## EXCERPTED RECORDS

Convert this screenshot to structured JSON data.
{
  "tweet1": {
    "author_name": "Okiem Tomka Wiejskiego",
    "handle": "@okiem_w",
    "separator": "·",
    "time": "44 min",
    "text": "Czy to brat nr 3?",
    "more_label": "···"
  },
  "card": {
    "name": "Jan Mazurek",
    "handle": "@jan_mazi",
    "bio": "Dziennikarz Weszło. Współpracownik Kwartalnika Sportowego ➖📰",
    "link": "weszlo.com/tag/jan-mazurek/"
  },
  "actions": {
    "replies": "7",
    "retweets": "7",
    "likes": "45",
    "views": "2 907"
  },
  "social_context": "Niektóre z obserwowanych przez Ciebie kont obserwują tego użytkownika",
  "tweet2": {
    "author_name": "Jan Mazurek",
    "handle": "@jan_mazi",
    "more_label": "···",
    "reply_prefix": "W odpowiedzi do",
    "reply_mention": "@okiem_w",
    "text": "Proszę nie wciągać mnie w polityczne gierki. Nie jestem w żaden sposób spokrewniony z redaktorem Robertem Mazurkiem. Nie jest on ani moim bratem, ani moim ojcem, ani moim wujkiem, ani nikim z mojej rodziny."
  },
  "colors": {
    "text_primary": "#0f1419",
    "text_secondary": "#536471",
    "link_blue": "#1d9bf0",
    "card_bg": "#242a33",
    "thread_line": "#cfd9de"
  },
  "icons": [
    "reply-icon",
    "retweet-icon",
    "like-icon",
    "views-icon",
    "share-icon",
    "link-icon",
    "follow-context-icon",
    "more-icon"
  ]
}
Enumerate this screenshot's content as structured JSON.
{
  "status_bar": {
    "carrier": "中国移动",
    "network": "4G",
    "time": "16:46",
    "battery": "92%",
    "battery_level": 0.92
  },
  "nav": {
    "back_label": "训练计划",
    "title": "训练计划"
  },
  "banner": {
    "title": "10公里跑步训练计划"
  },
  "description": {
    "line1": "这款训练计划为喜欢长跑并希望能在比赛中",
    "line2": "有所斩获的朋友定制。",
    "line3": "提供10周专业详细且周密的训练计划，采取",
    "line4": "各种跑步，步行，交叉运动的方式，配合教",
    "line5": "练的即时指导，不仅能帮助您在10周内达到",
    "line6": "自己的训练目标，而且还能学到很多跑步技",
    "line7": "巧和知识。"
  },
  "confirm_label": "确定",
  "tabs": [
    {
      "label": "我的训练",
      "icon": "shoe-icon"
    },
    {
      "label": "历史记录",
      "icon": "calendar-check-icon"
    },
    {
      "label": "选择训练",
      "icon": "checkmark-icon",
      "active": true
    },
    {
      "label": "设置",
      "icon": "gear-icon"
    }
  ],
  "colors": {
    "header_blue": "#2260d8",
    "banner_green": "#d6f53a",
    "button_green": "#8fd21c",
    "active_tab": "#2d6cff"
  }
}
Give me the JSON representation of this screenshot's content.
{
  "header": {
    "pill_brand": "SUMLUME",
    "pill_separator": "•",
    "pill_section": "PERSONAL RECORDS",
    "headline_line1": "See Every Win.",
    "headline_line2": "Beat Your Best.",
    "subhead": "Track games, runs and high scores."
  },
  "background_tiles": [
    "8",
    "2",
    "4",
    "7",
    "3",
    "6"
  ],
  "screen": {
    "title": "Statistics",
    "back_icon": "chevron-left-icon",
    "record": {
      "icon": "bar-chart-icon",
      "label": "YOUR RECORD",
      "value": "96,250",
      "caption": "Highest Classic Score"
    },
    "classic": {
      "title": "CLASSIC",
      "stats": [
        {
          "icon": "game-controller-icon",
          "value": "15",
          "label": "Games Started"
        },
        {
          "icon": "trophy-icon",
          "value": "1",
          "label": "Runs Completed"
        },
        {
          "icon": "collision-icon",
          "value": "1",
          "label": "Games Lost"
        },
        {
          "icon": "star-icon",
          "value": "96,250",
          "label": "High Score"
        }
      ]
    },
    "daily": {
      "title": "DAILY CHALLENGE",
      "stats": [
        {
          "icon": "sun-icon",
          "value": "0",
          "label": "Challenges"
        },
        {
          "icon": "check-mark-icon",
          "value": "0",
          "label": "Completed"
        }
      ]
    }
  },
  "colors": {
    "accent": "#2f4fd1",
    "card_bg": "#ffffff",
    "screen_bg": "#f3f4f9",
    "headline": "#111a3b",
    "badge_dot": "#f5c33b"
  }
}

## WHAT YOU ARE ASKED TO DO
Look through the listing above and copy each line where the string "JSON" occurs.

## RESULT OF THE EXERCISE
Convert this screenshot to structured JSON data.
Enumerate this screenshot's content as structured JSON.
Give me the JSON representation of this screenshot's content.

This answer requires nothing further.